Why is this night different from all other nights?
By Rabbi Mark Melamut
Welcome to your new journey in Jewish spiritual time, as we traverse from Passover to Lag B’Omer (save the date: Lag-er B’Omer Open House BBQ at our home, Thurs, May 10, 6:00pm ) to Shavuot.
Passover is the quintessential holiday of memory, as we recall the story of the Exodus. It is also a holiday that evokes memories from our past – of sitting around a table with family, of cups of sweet wine, of turning over cushions searching for the afikomen, of the crunch and dryness of that first bite of matzah, and of long drawn out or super abbreviated versions of the story. Then there’s the nervousness or excitement of reciting the four questions for the first time, or the naches (joy) when hearing the youngest at the table recite them. Some may not have these memories, being relatively new to the seder experience, but they are working on creating them for their future. Whether remembering the past or envisioning the future, the central question remains, “Why is this night different from all other nights?”

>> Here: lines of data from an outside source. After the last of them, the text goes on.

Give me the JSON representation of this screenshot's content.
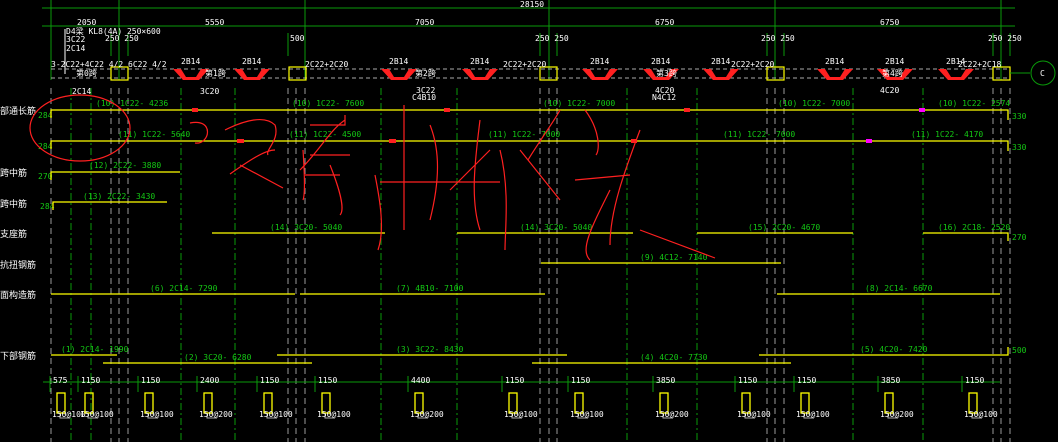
{
  "top_dims": {
    "total": "28150",
    "spans": [
      "2050",
      "5550",
      "7050",
      "6750",
      "6750"
    ],
    "col_widths": [
      "250 250",
      "500",
      "250 250",
      "250 250",
      "250 250"
    ]
  },
  "beam": {
    "title": "D4梁 KL8(4A) 250×600",
    "line2": "3C22",
    "line3": "2C14"
  },
  "support_rebar": [
    "3-2C22+4C22 4/2",
    "6C22 4/2",
    "2C22+2C20",
    "2C22+2C20",
    "2C22+2C20",
    "2C22+2C18"
  ],
  "waist_labels": [
    "2B14",
    "2B14",
    "2B14",
    "2B14",
    "2B14",
    "2B14",
    "2B14",
    "2B14",
    "2B14",
    "2B14"
  ],
  "spans": [
    "第0跨",
    "第1跨",
    "第2跨",
    "第3跨",
    "第4跨"
  ],
  "span_bottom": [
    "2C14",
    "3C20",
    "3C22",
    "C4B10",
    "4C20",
    "N4C12",
    "4C20"
  ],
  "axis_label": "C",
  "row_labels": [
    "部通长筋",
    "跨中筋",
    "跨中筋",
    "支座筋",
    "抗扭钢筋",
    "面构造筋",
    "下部钢筋"
  ],
  "anchor_left": [
    "284",
    "284",
    "270",
    "284"
  ],
  "anchor_right": [
    "330",
    "330",
    "270",
    "500"
  ],
  "bars": {
    "r1": [
      "(10) 1C22- 4236",
      "(10) 1C22- 7600",
      "(10) 1C22- 7000",
      "(10) 1C22- 7000",
      "(10) 1C22- 2574"
    ],
    "r2": [
      "(11) 1C22- 5640",
      "(11) 1C22- 4500",
      "(11) 1C22- 7000",
      "(11) 1C22- 7000",
      "(11) 1C22- 4170"
    ],
    "r3": [
      "(12) 2C22- 3880"
    ],
    "r4": [
      "(13) 2C22- 3430"
    ],
    "r5": [
      "(14) 3C20- 5040",
      "(14) 3C20- 5040",
      "(15) 2C20- 4670",
      "(16) 2C18- 2520"
    ],
    "r6": [
      "(9) 4C12- 7140"
    ],
    "r7": [
      "(6) 2C14- 7290",
      "(7) 4B10- 7100",
      "(8) 2C14- 6670"
    ],
    "r8": [
      "(1) 2C14- 1990",
      "(2) 3C20- 6280",
      "(3) 3C22- 8430",
      "(4) 4C20- 7730",
      "(5) 4C20- 7420"
    ]
  },
  "bottom_dims": [
    "575",
    "1150",
    "1150",
    "2400",
    "1150",
    "1150",
    "4400",
    "1150",
    "1150",
    "3850",
    "1150",
    "1150",
    "3850",
    "1150"
  ],
  "stirrups": [
    "150@100",
    "150@100",
    "150@100",
    "150@200",
    "150@100",
    "150@100",
    "150@200",
    "150@100",
    "150@100",
    "150@200",
    "150@100",
    "150@100",
    "150@200",
    "150@100"
  ],
  "colors": {
    "bar": "#ffff00",
    "grid": "#0a9a0a",
    "annotation": "#ff2020"
  }
}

Why do we even ask this question? Is it because we can, or because to question is to express our freedom? Is it because asking questions is what keeps us all engaged, even awake and aware at the seder table? Is it because we are hard-wired to ask questions, or because sometimes it’s all that we can do? We know that each year at the seder, the youngest, who is most able at the table to recite them, sings, “ma nishtana halaila hazeh mikol haleilot” (you can almost hear it now), fulfilling the seder’s requirement to ask questions.
Asking questions is a way to connect to the story, to our heritage, and to something more. “The goal of the narrative is to reach the level of involvement at which each person must feel that he/she personally had gone out of Egypt” (R. Greenberg, The Jewish Way, 53) One way we might feel this is to add our own personal questions. After all, over time and experience, our questions change, and this year’s questions may be different than last year’s.
What is our obligation this Passover? Alongside the cleaning, the kashering, the cooking, the telling of the story, and the eating and drinking, I suggest that each of us asks at least one relevant and personal question that seeks to bring meaning to our lives. This night is different, because your questions this year are different.
What I want to know is, “What is your question this Passover?” Please do share your question with me.
Hag kasher v’sameach/a kosher and happy Passover,
Rabbi Mark Melamut